"Our data show that high levels of FAM72A promote mutations in antibody genes, so increased levels of FAM72A could spur cancer development, progression or drug resistance by increasing mutagenesis,a Martin said. Martin's team is now exploring those possibilities. Intriguingly, unlike other mammals, humans have four gene versions of FAM72A and their roles in cancer and antibody production are still unknown. (IANS/ MBI)
Keywords: researchers, cancer, mutagenesis, antibody, development, antibodies, canada, COVID
Mahanadi Coalfields Limited (MCL), a subsidiary of Coal India will set up a 50 megawatt (MW) solar power plant in Odisha's Sambalpur at a total cost of Rs 301.92 crore, moving steadily towards its goal to achieve carbon neutrality by 2024. MCL has placed a turnkey order to set-up a 50 MW solar power plant with a Chennai-based firm M/s Hild Energy Ltd, which will establish this green energy project within a timeline of 10 months, the MCL said in a statement on Saturday.
This solar plant would cater to the captive power requirement of MCL. The Central PSU had successfully set-up a 2MW solar power plant in Sambalpur in 2014. The company said it has pledged a target of installing 182 MW of solar power by 2024 in order to become a net zero energy company, aligning itself to use cleaner forms of energy for coal production.
The company said it has pledged a target of installing 182 MW of solar power by 2024. | Photo by Mariana Proença on Unsplash
This 50 MW solar power project will reduce CO2 emission by 91,020 tonnes per annum and carbon offsets of around 24,824 tonnes per annum, claimed the MCL. MCL is the leading production subsidiary of Coal India, having mining operations in Angul, Jharsuguda and Sundargarh districts of Odisha. Having achieved the highest ever capital expenditure of Rs 2,419 crore in the financial year 2020-21, the company has coal production and dispatch targets of 163 million tonnes and 182 million tonnes, respectively.
MCL was the coal mining company to introduce environment-friendly surface miner technology, which contributes over 95 per cent in coal production. As another environment-friendly initiative, the company has successfully introduced vertical rippers for blast-less over-burden removal in Hingula and Kaniha opencast projects. (IANS/ MBI)
Keywords: solar plant, carbon neutrality, Odisha, Sambalpur, Coal India, subsidiary, Mahanadi Coalfields Limited, solar energy
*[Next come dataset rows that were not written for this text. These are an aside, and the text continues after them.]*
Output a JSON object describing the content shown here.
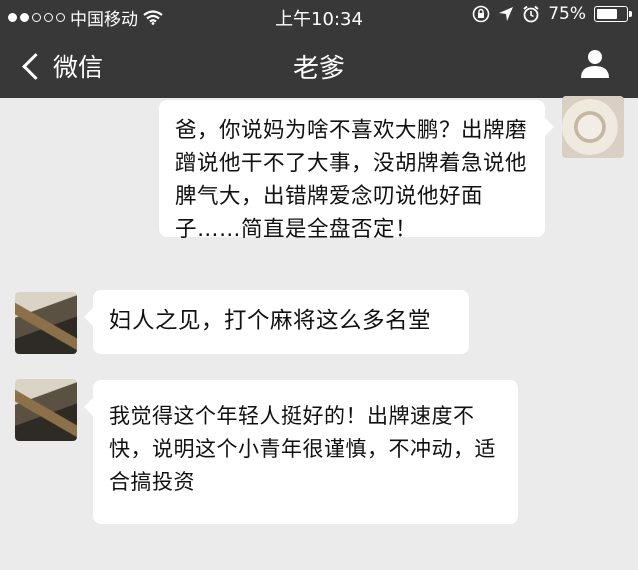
{
  "status_bar": {
    "carrier": "中国移动",
    "time": "上午10:34",
    "battery": "75%",
    "battery_level": 0.75,
    "signal_bars_filled": 2,
    "signal_bars_total": 5
  },
  "nav": {
    "back_label": "微信",
    "title": "老爹"
  },
  "messages": [
    {
      "side": "right",
      "sender": "self",
      "text": "爸，你说妈为啥不喜欢大鹏？出牌磨蹭说他干不了大事，没胡牌着急说他脾气大，出错牌爱念叨说他好面子……简直是全盘否定！"
    },
    {
      "side": "left",
      "sender": "dad",
      "text": "妇人之见，打个麻将这么多名堂"
    },
    {
      "side": "left",
      "sender": "dad",
      "text": "我觉得这个年轻人挺好的！出牌速度不快，说明这个小青年很谨慎，不冲动，适合搞投资"
    }
  ],
  "colors": {
    "nav_background": "#383838",
    "chat_background": "#ebebeb",
    "bubble_background": "#ffffff",
    "text": "#111111"
  }
}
As the nation celebrated the 114th birth anniversary of his father - renowned poet Harivansh Rai Bachchan - megastar Amitabh Bachchan remembered his dad as he penned a heartfelt note for him. The actor took to his blog where he poured his heart out and also shared an unseen photo with his father. The image in question is from Big B's wedding in 1973, where the two are caught in a sweet moment as they look at each other.
Amitabh Bachchan wrote on his blog,
"My Father , my all .. November 27th his birth in the year 1907 .. Which makes it his 114th Anniversary .. He is in the heavens, with my Mother and they celebrate .. as do we , in thought word and deed .. (sic). But first."
He then posted the picture followed by elaborate paragraphs. The megastar wrote,
"Those rare moments when one would find himself rushing against the winds to prevent the distance between us and to close it down as soon as it can be. The day of my wedding and his expression of fulfilment to not just be in congratulation but instead to be in the face of a belief, a chime, an ultimate season of love and great passion, of the quarries of the fears and conditionings of these deprived gym routines kart ..(sic)". "This could have been unknown for long facilitating years, to give not expected versions and lastly large scale informations of the insides ; but as time passed by, as does now , they explained purposely, the values of education and similarity .. Be in peace and love .. (sic)",
the veteran actor concluded his note. (IANS/ MBI)
Keywords: Amitabh Bachchan, Harivansh Rai Bachchan, actor, blog, birth anniversary, 114th birthday